Alexandre Pantoja has beaten some of the world’s best flyweights over 30 professional MMA bouts, and he holds two victories over current UFC king Brandon Moreno. That makes him dream bigger going into UFC 290 on Saturday in Las Vegas.
Pantoja was the backup fighter on two separate occasions in the UFC, but both title bouts went on without hiccups. Finally a title challenger, the pride of Arraial do Cabo, Brazil, meets Moreno a third time.
Pantoja ended the first clash via submission during an exhibition on The Ultimate Fighter in 2016, and two years later notched a dominant decision over Moreno.
“What changes now is that he’s the champion,” Pantoja said on a recent episode of MMA Fighting podcast Trocação Franca. “The confidence he has of being champion means a lot. To me, he’s a completely different fighter. I know that, but he’s someone I’ve beat before.
“I look him in the eyes, and I know where I can push. A lot of people say how much he has evolved — and he did, no doubt about it — but I’m at American Top Team for five years now, and I know how much I’ve evolved as well.
“I know he’s a different fighter, and that’s exactly what I expect. I really want to fight the best Moreno possible, you know? I’m sure he’ll give me that. He beat Deiveson Figueiredo dominantly. He knocked out Kai Kara-France, a very aggressive fighter that was making some noise in the division, with a clean knockout.”
Pantoja said Moreno has earned his success and has “such a beautiful story in the UFC.” But he ultimately wants to ruin it when they clash at the T-Mobile Arena. After that, he plans to pile on contender after contender until he’s reached legendary status.
“It’s hard to tie Demetrious Johnson’s [record], but I hope to get to pound-for-pound [best],” Pantoja said. “I really want to go head to head with those guys in the top of the pound-for-pound [rankings]. I don’t want to be only the champion of my division, I want to be one of the world’s greatest martial artists.”
Pantoja doesn’t believe the UFC should grant Moreno an immediate rematch after UFC 290 because there are other contenders waiting for their opportunities. He plans to be an “active champion” and put his belt on the line before the end of 2023.

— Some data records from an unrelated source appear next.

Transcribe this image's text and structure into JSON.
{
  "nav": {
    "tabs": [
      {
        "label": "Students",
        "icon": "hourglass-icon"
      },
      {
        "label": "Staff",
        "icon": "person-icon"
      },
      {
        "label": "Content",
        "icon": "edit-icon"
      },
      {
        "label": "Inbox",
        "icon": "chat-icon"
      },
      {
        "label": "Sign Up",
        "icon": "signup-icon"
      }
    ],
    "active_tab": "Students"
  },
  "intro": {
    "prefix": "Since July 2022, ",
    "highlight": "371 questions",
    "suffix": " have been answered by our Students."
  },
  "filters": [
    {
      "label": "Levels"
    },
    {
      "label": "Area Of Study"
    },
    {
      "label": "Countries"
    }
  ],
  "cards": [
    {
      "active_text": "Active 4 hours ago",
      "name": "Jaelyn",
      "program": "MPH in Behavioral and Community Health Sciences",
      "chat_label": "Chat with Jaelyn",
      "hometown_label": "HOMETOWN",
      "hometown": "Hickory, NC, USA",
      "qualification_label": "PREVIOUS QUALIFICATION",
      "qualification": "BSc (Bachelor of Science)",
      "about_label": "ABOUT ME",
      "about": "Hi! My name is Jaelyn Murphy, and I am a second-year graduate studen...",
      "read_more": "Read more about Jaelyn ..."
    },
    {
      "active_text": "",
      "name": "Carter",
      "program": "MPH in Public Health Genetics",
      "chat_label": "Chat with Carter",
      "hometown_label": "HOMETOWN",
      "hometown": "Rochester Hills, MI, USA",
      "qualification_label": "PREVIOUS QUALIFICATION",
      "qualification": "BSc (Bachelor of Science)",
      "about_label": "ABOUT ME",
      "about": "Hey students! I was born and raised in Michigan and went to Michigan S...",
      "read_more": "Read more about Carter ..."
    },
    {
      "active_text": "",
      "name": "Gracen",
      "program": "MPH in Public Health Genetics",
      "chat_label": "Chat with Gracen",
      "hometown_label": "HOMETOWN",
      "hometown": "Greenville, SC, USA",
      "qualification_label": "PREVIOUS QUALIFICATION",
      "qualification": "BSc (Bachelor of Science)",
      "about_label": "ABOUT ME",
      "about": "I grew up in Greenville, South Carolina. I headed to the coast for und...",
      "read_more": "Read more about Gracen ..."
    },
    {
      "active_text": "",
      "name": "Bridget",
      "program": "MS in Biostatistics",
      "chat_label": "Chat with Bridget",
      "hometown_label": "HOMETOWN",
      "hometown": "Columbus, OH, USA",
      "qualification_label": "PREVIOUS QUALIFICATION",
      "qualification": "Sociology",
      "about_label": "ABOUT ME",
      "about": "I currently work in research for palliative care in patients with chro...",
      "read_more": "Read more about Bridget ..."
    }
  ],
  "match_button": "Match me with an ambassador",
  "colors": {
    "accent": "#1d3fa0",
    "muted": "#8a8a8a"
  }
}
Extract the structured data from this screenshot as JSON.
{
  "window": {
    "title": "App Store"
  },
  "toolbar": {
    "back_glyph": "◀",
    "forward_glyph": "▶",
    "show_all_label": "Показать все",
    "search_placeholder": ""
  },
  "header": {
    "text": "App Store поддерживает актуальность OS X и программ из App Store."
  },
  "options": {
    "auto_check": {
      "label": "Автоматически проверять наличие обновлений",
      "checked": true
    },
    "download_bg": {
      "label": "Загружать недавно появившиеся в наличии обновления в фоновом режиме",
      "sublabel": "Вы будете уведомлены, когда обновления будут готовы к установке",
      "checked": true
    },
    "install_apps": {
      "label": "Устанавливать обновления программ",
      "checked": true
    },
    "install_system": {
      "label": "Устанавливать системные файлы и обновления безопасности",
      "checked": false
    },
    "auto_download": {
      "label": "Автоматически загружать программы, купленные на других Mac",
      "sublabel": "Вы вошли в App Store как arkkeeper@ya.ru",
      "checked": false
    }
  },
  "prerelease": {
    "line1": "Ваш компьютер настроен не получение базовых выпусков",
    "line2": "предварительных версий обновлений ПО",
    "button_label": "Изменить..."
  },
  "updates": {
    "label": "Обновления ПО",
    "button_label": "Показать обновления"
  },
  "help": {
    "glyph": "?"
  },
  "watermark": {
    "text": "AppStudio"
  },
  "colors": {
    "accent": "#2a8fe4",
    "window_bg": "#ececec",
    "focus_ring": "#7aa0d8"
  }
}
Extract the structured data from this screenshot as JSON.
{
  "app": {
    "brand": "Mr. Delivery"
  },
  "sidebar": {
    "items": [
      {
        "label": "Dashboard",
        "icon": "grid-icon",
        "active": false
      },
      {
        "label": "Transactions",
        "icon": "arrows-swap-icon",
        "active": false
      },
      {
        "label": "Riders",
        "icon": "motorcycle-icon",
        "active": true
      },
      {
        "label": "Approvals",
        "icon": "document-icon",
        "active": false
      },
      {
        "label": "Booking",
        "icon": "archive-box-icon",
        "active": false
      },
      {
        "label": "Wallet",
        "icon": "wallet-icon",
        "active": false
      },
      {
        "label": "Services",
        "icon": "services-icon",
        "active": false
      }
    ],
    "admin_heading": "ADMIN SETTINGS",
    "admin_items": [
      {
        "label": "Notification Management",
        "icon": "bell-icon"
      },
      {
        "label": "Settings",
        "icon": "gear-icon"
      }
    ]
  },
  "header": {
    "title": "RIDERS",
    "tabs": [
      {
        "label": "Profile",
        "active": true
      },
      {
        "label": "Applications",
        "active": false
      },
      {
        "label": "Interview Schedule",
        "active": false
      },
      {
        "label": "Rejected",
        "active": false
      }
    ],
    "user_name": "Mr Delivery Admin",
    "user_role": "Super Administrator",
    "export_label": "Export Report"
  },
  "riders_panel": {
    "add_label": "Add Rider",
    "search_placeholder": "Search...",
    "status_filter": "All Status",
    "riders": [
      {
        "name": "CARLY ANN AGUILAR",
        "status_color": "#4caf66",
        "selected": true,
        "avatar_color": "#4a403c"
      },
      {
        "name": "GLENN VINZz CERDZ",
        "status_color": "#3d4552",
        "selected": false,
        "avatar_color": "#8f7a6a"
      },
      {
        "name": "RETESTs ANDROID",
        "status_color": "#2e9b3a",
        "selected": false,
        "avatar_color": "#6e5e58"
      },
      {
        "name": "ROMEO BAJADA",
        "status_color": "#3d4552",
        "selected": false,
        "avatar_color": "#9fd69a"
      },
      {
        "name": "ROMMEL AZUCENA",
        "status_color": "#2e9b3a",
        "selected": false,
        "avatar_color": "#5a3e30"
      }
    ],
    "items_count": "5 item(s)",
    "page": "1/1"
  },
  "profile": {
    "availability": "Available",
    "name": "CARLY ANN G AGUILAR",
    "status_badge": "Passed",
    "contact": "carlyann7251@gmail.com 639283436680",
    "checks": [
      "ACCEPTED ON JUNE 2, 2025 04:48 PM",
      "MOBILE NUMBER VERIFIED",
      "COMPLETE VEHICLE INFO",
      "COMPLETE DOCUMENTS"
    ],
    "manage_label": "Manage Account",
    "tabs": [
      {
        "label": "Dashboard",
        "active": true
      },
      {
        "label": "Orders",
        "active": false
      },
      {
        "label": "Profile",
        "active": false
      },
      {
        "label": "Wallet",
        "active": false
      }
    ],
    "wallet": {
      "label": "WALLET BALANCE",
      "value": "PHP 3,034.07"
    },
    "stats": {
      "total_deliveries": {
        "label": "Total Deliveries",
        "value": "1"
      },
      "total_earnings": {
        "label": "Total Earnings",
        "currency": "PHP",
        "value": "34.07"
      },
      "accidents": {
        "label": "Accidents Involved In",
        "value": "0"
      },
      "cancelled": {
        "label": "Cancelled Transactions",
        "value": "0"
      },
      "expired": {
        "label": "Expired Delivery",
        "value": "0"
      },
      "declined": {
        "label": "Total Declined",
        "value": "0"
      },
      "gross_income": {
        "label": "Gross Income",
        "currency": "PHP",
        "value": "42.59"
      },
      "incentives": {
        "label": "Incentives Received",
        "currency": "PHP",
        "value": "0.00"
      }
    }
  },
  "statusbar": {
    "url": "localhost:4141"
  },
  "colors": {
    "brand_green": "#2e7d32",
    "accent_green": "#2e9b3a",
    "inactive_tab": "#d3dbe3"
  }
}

“I respect him a lot, I respect his history and the family he’s raised,” Pantoja said of Moreno. “He’s a champion the UFC really likes. He has charisma, but the UFC is not about the nicest fighter, the UFC was created to prove who’s the best martial artist, and I’m going there to prove it.”
“I’m sure Moreno will train three times harder [because he’s 0-2] and come ready, but so have I,” he continued. “I’m reinventing myself every single day. I try to become better and put myself in uncomfortable situations the entire time, because after Moreno, there’s the Deiveson [Figueiredos] of the world, the Manel Kapes, the Matheus Nicolaus’, you know? There are great names in this division. This division has never been better, and I’m happy about this. I hope this fight is so great it goes down in history.”
Pantoja said he never really thought he would be in the UFC one day, let alone hold the championship belt. “Already a winner” for everything he has accomplished inside and outside the cage, Pantoja will for the first time bring his kids with him from Florida to Las Vegas for fight week, hoping to hand them a shiny gift on Saturday.
“My teammates say I’m already the champion, and training with those guys on a daily basis shows me there’s no such things as champion in advance,” he said. “You have to go through the process. I’m ready to get tired, to recover and to start all over. There are says you go to the gym and get beat up and is like, ‘Wait, hold on.’ I have to work really hard to be ready for Moreno.”